Earlier in this section we examined what device controllers do. We saw that each controller has some device registers used to give it commands or some device registers used to read out its status or both. The number of device registers and the nature of the commands vary

I/O SOFTWARE LAYERS
37 views
I/O SOFTWARE LAYERS

I/O software is normally organized in four layers, as illustrated in Figure 1. Each layer has a well-defined function to perform and a well-defined interface to the adjacent layers. The functionality and interfaces differ from system to system, so the discussion that follows,

PRINCIPLES OF I/O SOFTWARE
49 views
PRINCIPLES OF I/O SOFTWARE

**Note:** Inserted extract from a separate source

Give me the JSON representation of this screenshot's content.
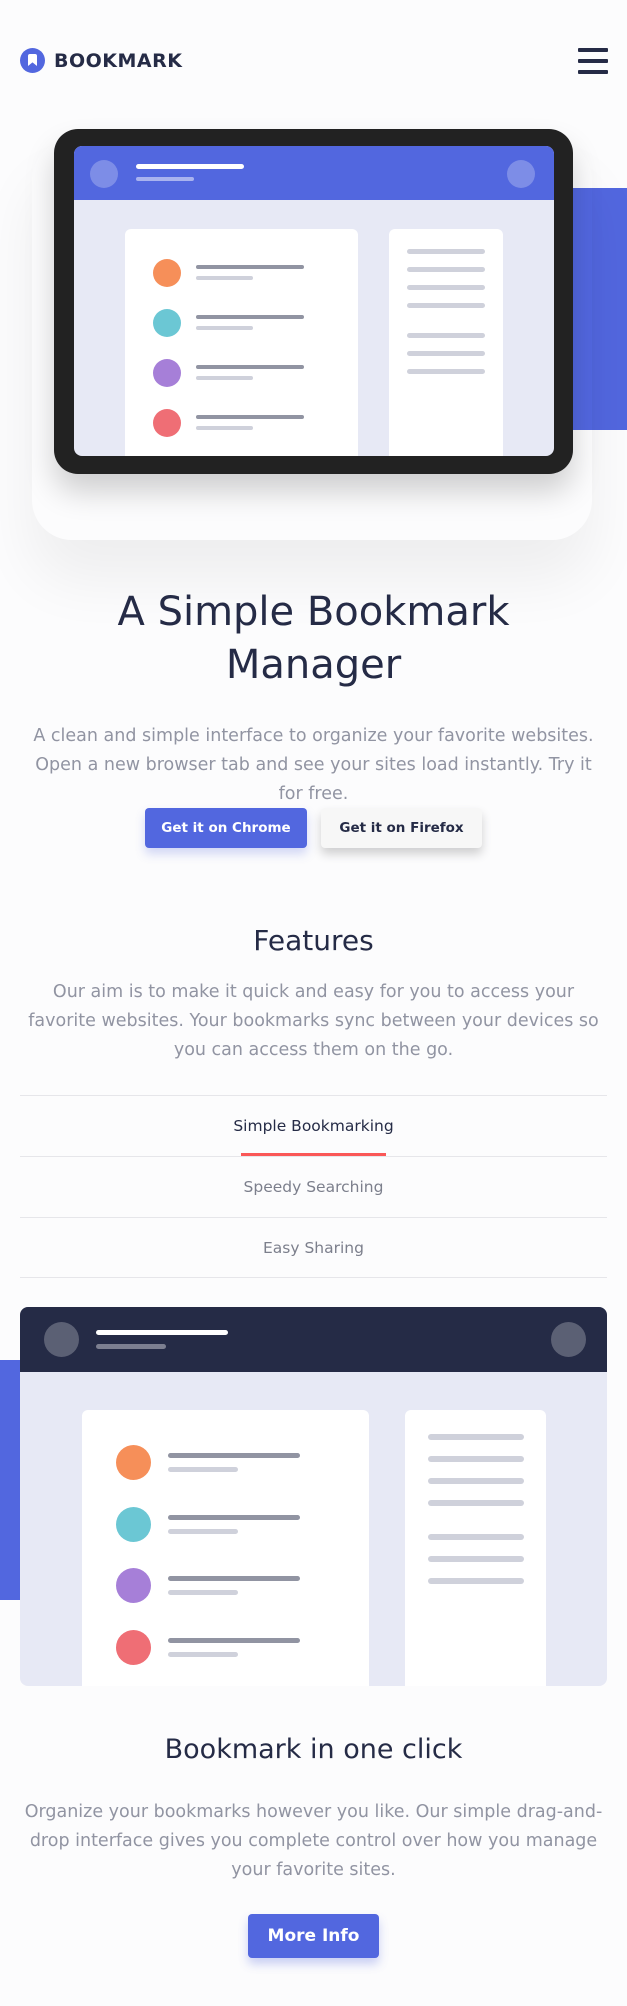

Let us now turn our attention from the I/O hardware to the I/O software. First we will consider the goals of the I/O software and then at the various ways I/O can be done from the point of view of the operating system.

Interrupts Revisited
86 views
Interrupts Revisited

We briefly introduced interrupts in "Handheld Computer Operating Systems" but there is more to be said. In a typical personal computer system, the interrupt structure is as illustrated in Figure 1. At the hardware level, interrupts work as follows. When an I/O device has finished

Direct Memory Access (DMA)
109 views
Direct Memory Access (DMA)

Regardless of whether a CPU does or does not have memory-mapped I/O, it needs to address the device controllers to exchange data with them. The CPU can request data from an I/O controller one byte at a time but doing so wastes the CPU's time, so a different scheme, called

Memory-Mapped I/O
103 views
Memory-Mapped I/O

Each controller has a few registers that are used for communicating with the CPU. By writing into these registers, the operating system can command the device to deliver data, accept data, switch itself on or off, or otherwise perform some action. By reading from these registers,

INPUT/OUTPUT
118 views
INPUT/OUTPUT

In addition to providing abstractions such as processes (and threads), address spaces, and files, an operating system also controls all the computer's I/O (Input/Output) devices. It must issue commands to the devices, catch interrupts, and handle errors. It should also provide an

The UNIX V7 File System
132 views
The UNIX V7 File System

The early versions of UNIX had a fairly sophisticated multiuser file system since it was derived from MULTICS. Below we will talk about the V7 file system, the one for the PDP-11 that made UNIX famous. The file system is in the form of a tree starting at the root directory, with the